Sullivan said that the Ashley Street school site “is still by far the correct location. It’s the neighborhood that needs it the most. The majority of students could walk to school,” he said, adding that he would still like to give that neighborhood a school for 2020.
At the Westfield School Committee meeting that evening, vice-chair Cindy Sullivan raised the decision by the Supreme Judicial Court. “Personally, I’m very disappointed by this. It’s been going on for years,” Sullivan said, acknowledging that the decision has now been made.
She said a month earlier, the district had already come up with a plan to build a 400-student school on the site, because of the decision to move the fifth grade into the middle schools. “We identified this as an issue, that we don’t need a 600-student school,” Sullivan said.
She said the School Committee has studied the issue, and wants to do whatever is best for the students. “I’m hoping the community will rally around a 400-student school,” she said. “It’s crucial that we move forward.” Sullivan also said she would be happy to speak with anyone about the issue, and encouraged the public to call her.

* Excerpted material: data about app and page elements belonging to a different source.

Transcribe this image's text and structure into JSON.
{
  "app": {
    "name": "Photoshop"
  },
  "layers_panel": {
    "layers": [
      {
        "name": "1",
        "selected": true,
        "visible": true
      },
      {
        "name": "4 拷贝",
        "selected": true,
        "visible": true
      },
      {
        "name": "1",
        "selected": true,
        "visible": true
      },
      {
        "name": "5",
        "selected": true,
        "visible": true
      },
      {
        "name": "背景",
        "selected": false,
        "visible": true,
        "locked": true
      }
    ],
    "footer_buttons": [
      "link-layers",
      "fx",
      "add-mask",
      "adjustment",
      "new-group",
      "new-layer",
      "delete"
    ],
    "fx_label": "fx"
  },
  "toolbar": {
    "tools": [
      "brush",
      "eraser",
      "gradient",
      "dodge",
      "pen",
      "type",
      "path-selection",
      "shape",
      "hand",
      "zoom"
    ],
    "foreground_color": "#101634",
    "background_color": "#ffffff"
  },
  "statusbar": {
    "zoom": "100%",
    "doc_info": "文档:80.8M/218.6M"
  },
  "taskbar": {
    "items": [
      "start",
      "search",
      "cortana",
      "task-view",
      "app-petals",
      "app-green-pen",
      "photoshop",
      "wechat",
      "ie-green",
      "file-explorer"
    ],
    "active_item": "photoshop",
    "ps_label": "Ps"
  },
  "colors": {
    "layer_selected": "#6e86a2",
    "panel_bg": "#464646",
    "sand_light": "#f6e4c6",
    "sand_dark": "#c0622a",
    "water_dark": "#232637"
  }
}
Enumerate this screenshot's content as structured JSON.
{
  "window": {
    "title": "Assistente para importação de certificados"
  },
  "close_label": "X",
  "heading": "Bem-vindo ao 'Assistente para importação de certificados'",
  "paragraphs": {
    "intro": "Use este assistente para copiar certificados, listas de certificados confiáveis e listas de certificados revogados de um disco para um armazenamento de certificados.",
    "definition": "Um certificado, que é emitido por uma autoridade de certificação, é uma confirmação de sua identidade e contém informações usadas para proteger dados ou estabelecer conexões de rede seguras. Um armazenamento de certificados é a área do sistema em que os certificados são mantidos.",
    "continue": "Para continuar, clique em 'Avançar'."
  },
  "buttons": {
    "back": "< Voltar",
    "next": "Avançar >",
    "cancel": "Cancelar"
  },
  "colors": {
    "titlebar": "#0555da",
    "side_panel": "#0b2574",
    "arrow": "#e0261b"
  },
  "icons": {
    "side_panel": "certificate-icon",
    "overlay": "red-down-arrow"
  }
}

Mayor Brian P. Sullivan said that the city has always had the welfare of the students in mind. “The ultimate goal is to build a school in that location, and service those students that need it the most,” he said.
He said he would also be asking those residents to get involved, noting that the involvement of the community in the meetings on redistricting was “great.”
“The hope is that we won’t start at the bottom with the MSBA, but we’ll maintain the spot we’re in and move forward,” Cindy Sullivan added.
Recently, Superintendent Stefan Czaporowski said that the district had spoken with the MSBA and expected to meet with them in the middle of January.
“They’re very interested that we pulled the fifth grade out of the elementary schools. They’re pleased that we’re maximizing our space,” Czaporowski said.
He also said he sent the new enrollment data to MSBA. ”They recognize we still need a new school. Pulling the 5th grade out changed our numbers. It makes sense that they’re looking at them,” he said.